I’ve run a lot of campaigns, and they’re all starting to feel the same, How can I breath new life into my group?
Some campaigns are easy to establish the general tone, but the best games require more thought.
- An evil shadowy figure from some distant plane of existence wants to destroy you and every plane you were ever born on.
- A dragon of such age as to make it essentially immortal has decided everything is in it’s horde, and that include Your Kindomistan.
- A former recurring enemy for the King of The Land never stopped being a recurring enemy for the King of The Land, and is now powerful enough to challenge the King once again.
This is all fun for a game, and pretty typical of a run-of-the-mill sort of game. Each overarching story features bad guys that want to get the good guys, and the tenor of the campaign will often feature saving the commoners from powers they cannot possibly comprehend by a group of youngish upstarts with more bravado than brains. It’s all good fun, and there’s nothing wrong with it. But for a fun twist in the feel of the game, try the other alignment axis for an overarching theme. This will change the feel of the campaign from the planning stage right down to RP between characters and NPCs.
Perhaps some ultra-powerful beast bent on unravelling the very rules that balance the multiverse has already won some very important battles. When the characters start at level 1 they don’t realize that certain pantheons of gods are currently migrating from their natural homes because the outer planes are currently hostile to them. Soon crazy weather scares the crap out of all the straights and the King puts out a call for heroes. Around level 3 or so the characters are compelled to answer that call for heroes, but so is Ixtanthos, a lich so old and powerful he is described as ancient in ancient legends.

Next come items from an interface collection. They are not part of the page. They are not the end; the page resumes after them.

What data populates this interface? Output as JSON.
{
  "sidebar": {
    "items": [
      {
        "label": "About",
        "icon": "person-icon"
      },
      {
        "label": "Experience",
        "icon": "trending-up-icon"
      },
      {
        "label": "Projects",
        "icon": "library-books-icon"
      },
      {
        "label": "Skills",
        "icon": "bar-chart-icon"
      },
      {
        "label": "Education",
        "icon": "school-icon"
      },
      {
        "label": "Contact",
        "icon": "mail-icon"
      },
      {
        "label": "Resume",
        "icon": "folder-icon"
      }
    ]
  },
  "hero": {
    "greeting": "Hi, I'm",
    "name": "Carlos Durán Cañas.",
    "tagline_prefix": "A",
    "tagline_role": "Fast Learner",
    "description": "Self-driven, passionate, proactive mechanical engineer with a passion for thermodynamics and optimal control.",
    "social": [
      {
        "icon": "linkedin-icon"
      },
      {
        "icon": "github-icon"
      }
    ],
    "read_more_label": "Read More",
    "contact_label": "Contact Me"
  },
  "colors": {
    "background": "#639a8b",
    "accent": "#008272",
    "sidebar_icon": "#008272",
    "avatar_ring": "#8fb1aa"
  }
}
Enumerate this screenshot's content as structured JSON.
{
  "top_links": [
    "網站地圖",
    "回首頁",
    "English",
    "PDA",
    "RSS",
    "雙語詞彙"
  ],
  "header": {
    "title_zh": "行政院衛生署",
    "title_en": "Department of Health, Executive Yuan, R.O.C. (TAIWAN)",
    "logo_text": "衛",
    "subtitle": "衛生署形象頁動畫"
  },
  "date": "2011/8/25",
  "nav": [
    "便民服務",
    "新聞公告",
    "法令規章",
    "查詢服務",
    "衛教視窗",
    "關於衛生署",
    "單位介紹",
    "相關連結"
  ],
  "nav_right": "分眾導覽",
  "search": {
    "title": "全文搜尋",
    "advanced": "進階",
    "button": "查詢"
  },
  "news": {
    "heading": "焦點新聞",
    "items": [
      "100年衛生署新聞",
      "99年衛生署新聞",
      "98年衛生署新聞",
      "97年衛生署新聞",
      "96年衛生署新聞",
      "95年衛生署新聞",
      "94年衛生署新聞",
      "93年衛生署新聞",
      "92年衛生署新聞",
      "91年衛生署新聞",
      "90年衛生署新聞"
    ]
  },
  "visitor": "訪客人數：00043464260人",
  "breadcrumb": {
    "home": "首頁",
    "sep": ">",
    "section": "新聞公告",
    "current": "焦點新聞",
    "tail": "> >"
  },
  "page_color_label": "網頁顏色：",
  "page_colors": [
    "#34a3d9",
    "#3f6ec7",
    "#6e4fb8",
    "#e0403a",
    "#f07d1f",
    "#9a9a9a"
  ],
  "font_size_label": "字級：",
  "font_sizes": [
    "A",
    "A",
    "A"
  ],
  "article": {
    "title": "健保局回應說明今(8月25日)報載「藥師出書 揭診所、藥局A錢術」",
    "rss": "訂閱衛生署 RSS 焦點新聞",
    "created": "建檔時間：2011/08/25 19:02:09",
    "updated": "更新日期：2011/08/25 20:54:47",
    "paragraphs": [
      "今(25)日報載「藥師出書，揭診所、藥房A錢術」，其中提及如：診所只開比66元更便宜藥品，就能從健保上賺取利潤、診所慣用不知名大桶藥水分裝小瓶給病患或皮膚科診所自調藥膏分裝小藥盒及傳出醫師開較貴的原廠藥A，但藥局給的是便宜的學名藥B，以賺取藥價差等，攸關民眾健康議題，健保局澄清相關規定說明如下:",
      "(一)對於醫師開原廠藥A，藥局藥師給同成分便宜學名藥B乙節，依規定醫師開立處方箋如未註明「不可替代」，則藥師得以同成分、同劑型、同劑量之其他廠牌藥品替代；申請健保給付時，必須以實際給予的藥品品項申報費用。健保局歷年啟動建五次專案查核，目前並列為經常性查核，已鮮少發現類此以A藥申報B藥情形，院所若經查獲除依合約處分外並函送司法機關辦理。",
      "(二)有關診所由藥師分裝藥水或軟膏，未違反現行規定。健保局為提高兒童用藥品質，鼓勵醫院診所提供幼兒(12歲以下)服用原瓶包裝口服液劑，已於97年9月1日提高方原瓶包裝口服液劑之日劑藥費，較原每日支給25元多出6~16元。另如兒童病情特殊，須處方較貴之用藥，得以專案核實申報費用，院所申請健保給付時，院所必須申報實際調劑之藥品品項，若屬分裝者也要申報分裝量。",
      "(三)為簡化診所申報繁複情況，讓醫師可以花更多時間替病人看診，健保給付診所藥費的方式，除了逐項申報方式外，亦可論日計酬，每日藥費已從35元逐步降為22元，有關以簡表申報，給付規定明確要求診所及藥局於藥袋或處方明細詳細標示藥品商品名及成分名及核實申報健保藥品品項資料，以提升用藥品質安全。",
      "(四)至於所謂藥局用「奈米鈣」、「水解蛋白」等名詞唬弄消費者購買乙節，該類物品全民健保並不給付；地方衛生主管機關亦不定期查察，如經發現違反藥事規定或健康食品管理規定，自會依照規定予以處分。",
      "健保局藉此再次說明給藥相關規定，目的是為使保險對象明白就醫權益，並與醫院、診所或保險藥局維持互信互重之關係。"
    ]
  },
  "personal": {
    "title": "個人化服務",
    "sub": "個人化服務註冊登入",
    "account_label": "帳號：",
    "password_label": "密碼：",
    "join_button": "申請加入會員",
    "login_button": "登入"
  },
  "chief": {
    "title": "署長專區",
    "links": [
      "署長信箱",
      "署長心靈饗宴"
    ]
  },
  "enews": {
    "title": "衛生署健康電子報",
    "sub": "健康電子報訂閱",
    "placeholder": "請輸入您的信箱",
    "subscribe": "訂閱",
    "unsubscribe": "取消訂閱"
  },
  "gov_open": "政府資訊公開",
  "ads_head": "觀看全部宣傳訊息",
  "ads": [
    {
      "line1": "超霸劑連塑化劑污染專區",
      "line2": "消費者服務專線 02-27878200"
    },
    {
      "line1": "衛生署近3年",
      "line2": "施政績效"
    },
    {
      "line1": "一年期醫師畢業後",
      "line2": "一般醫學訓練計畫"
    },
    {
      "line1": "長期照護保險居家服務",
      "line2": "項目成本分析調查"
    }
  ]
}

From there, the king makes an uneasy alliance with this figure of horror that tested old legends, and the forces of the Gleaming Kingdom march to battle beside the loathsome undead. While the characters are allying with the most evil creatures the land has known, the gods are drawing alliances of their own. Sun Gods of Justice are forced to command legions of devils against the swirling chaos, and these strange alliances are trickling down to the mortal realms. Good clerics of goods gods are accidentally channelling negative energy, Divine spells for primarchs of Lawful Neutral deities go entirely unanswered, dogs and cats living together.. Mass Hysteria! The characters find that old reliable standbys aren’t there, but abominable creatures typically found on the business end of an adventurers sword are now close and trusted allies.
Chaotic gods that are normally found worshipped in every city and town are now the enemy, while the King of the Devils and the Sun God discover their followers sharing hallowed ground. Powerful enemies are found to be an alliance of Demons and Fey, and the most powerful of enemies defy categorization or even understanding.
The final showdown pits the characters against whatever awful thing started this mess, empowered with gifts from devils and paragons of virtue. They, probably, emerge victorious, barely saving the multiverse from conflagration. They’ve attained maximum level for mortals. But now the grim reality sets in.. Devils living in the houses of the gods, undead patrolling the streets of mortal cities; tensions rise, one wise sage wonders if this was all part of Law’s evil plan all along.
I think it was Garrison Keillor who said that good writing requires the author to be scared of his work. I know it was Bukowski who said that the only person who should write is the person who can’t ignore the urge. If I were to add to these observations I would say that the author must also also suffer from unbearable hubris. For myself, I’m certainly not daunted by my topic, though I do feel that I must write it down. So, oddly, Bukowski may accept my reasons for crafting a blog before Keillor. As for hubris, I have plenty.
A little about the author, then. I’ve been playing tabletop games both on the table and off it for a few years more than twenty. From the time I learned about role playing I was enamored with fantasy worlds, fascinated by inhabitants of my imagination, and captivated by the dynamic of creating worlds and letting other people explore them: the challenge of creating characters to help or to harm, exploring the motivations of the common farmer, the corrupted ruler, the maniacal antagonist. And all the while keeping a clear goal immersed in the chaos of everyday life.
The sort of thing your boss should do, I suppose.
So, I have created this blog because my head is too small a place for the ideas it contains. I write here for myself, for my friends, and for anyone who cares about imaginary people.